Look through the lines below and extract each one that contains "nötig".

⁂

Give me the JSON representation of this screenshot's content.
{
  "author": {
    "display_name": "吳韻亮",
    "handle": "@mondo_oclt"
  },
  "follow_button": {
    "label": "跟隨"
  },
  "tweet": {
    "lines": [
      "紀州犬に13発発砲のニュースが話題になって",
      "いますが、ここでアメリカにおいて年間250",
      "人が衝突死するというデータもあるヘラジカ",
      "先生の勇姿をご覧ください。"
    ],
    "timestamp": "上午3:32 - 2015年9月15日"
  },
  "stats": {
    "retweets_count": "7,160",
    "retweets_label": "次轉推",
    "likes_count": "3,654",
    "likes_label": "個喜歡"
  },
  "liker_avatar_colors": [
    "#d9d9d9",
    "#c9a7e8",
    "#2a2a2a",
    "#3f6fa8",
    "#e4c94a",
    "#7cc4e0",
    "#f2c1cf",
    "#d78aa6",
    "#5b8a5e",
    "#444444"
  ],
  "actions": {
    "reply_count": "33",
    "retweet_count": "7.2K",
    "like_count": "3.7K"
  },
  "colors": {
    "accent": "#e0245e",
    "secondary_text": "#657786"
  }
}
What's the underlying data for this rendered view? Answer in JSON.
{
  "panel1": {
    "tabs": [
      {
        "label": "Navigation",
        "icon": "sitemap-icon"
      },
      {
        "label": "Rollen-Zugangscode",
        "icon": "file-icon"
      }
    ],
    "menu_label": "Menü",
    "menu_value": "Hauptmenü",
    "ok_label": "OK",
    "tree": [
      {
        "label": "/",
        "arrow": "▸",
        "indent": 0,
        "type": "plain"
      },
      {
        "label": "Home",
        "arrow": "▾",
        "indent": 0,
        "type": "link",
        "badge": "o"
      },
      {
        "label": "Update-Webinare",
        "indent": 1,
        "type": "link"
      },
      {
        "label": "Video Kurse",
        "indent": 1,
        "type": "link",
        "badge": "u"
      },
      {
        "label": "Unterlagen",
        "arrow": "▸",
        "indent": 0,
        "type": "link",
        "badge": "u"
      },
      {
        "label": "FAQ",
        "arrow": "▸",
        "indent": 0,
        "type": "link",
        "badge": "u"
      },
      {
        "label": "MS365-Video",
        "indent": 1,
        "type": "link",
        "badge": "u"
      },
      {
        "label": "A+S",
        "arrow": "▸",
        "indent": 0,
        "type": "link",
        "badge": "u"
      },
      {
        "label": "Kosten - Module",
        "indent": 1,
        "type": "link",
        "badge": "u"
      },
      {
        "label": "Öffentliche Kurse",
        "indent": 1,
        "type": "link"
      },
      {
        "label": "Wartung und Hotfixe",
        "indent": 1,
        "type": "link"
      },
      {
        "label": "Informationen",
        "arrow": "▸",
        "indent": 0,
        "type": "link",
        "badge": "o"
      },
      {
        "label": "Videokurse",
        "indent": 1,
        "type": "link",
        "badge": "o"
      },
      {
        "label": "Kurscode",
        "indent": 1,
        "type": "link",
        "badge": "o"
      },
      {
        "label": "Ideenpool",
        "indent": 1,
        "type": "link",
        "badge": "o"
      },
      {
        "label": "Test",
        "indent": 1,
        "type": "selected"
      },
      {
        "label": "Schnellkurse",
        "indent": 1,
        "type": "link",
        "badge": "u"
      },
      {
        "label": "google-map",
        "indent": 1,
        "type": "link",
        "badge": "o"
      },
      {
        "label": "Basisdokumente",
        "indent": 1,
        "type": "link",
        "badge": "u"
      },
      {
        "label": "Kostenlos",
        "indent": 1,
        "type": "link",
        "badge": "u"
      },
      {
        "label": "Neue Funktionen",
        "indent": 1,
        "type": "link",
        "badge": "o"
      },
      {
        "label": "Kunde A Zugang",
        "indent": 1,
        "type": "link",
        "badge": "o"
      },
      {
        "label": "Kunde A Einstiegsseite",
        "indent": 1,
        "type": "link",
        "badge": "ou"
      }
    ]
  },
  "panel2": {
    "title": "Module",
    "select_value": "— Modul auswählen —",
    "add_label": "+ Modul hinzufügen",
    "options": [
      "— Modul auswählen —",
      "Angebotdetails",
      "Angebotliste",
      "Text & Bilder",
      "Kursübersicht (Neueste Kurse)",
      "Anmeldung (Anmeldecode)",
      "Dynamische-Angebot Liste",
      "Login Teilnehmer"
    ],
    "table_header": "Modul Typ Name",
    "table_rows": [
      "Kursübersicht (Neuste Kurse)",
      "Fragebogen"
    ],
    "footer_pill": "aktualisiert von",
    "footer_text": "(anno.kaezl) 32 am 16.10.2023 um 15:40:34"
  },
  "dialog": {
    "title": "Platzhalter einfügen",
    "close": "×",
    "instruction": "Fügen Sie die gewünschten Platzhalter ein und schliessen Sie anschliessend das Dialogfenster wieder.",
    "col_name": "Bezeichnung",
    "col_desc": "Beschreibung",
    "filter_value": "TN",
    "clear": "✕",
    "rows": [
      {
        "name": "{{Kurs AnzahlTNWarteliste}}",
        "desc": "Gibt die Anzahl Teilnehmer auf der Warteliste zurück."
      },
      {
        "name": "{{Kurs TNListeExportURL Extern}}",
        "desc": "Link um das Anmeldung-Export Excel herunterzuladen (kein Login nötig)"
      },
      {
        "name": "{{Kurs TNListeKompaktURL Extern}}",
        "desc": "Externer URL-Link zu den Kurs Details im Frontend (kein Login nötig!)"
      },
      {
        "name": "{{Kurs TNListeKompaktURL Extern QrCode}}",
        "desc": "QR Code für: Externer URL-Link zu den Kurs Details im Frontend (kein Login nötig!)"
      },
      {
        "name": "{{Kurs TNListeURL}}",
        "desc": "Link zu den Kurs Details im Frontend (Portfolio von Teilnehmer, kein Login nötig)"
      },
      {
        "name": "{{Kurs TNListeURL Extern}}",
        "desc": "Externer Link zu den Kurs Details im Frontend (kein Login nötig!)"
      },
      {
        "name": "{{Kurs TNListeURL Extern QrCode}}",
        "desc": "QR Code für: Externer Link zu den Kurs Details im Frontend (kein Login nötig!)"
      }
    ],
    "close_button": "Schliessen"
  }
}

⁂

SOLUTION FOR THIS TASK =
        "desc": "Link um das Anmeldung-Export Excel herunterzuladen (kein Login nötig)"
        "desc": "Externer URL-Link zu den Kurs Details im Frontend (kein Login nötig!)"
        "desc": "QR Code für: Externer URL-Link zu den Kurs Details im Frontend (kein Login nötig!)"
        "desc": "Link zu den Kurs Details im Frontend (Portfolio von Teilnehmer, kein Login nötig)"
        "desc": "Externer Link zu den Kurs Details im Frontend (kein Login nötig!)"
        "desc": "QR Code für: Externer Link zu den Kurs Details im Frontend (kein Login nötig!)"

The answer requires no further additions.